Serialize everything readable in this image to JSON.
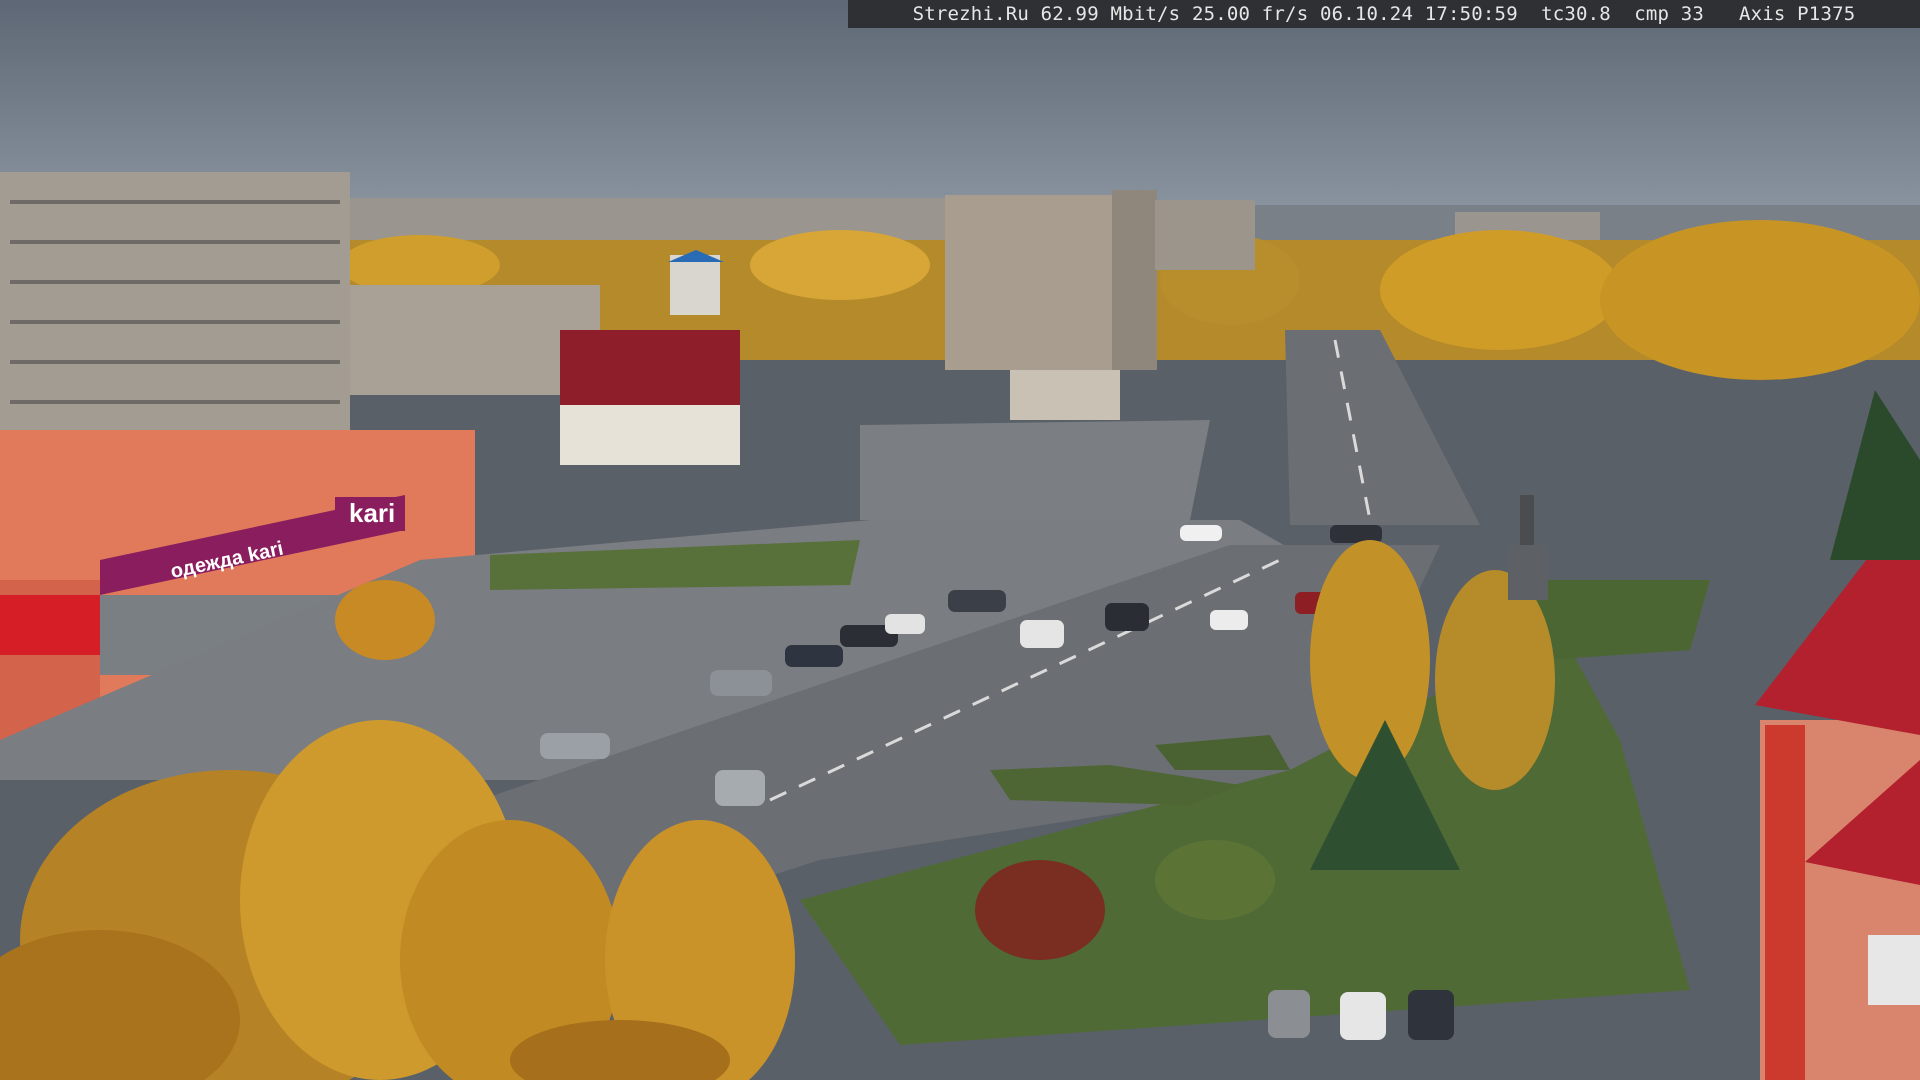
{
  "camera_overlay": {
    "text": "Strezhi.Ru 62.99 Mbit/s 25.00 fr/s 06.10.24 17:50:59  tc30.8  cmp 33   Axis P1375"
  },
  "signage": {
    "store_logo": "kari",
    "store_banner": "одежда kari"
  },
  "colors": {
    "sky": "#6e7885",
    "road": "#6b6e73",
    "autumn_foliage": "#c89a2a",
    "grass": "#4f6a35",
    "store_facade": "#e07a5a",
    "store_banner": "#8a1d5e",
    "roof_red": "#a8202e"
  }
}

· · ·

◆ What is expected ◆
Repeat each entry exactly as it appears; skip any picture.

◆ Answer ◆
Serialize everything readable in this image to JSON.
{
  "camera_overlay": {
    "text": "Strezhi.Ru 62.99 Mbit/s 25.00 fr/s 06.10.24 17:50:59  tc30.8  cmp 33   Axis P1375"
  },
  "signage": {
    "store_logo": "kari",
    "store_banner": "одежда kari"
  },
  "colors": {
    "sky": "#6e7885",
    "road": "#6b6e73",
    "autumn_foliage": "#c89a2a",
    "grass": "#4f6a35",
    "store_facade": "#e07a5a",
    "store_banner": "#8a1d5e",
    "roof_red": "#a8202e"
  }
}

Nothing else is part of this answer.